This book moves away from the common belief that Japan's international relations are firmly the preserve of the national government in Japan's highly centralised political system. Examining examples of subnational governments (SNGs) across Japan the book uncovers a significant and generally unrecognised development in Japanese politics: SNGs are ever more dynamic international actors as national borders 'weaken' across the world. Exploring what Japanese SNGs do, where they do it, and why, the book considers the implications of these factors for Japan's international relations and domestic politics. By bringing to light the scope and consequences of the international actions of Japan's SNGs, this book provides a more accurate and nuanced understanding of the country's foreign policy, at a time when it is pursuing a broader and more active profile in international affairs.
Taylor & Francis Ltd
Date of Publication
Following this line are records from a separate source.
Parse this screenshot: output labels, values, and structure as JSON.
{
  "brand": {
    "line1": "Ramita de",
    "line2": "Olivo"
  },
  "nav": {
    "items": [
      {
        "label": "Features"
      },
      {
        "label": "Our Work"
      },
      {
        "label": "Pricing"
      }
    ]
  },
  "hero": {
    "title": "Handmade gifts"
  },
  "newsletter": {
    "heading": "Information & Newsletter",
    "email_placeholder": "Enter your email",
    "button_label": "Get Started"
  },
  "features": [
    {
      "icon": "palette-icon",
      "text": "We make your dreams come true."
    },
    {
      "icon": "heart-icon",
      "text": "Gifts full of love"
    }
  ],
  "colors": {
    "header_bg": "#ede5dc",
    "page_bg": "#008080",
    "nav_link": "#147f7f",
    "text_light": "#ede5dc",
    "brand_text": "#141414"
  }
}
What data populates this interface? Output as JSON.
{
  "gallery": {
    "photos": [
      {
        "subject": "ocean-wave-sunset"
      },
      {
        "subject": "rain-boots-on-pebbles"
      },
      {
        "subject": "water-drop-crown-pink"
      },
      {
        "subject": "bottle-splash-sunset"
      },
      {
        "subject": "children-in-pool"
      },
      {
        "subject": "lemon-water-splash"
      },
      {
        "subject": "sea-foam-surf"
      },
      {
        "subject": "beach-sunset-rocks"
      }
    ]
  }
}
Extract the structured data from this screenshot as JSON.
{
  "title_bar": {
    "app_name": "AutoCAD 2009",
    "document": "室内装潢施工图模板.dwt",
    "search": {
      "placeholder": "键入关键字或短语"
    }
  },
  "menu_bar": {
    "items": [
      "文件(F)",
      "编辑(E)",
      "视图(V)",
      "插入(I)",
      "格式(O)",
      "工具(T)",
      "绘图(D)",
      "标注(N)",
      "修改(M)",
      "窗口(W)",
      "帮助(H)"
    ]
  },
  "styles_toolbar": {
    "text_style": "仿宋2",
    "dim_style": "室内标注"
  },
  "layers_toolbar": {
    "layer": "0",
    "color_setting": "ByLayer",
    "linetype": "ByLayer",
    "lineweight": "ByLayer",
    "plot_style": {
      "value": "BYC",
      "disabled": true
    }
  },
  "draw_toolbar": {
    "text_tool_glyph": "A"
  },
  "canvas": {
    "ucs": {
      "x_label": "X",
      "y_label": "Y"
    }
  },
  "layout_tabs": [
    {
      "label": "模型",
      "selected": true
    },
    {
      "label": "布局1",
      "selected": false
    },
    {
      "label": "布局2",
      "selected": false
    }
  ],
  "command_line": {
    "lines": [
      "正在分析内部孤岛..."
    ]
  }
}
Social Studies: General
Sheffield Centre for Japanese Studies/Routledge Series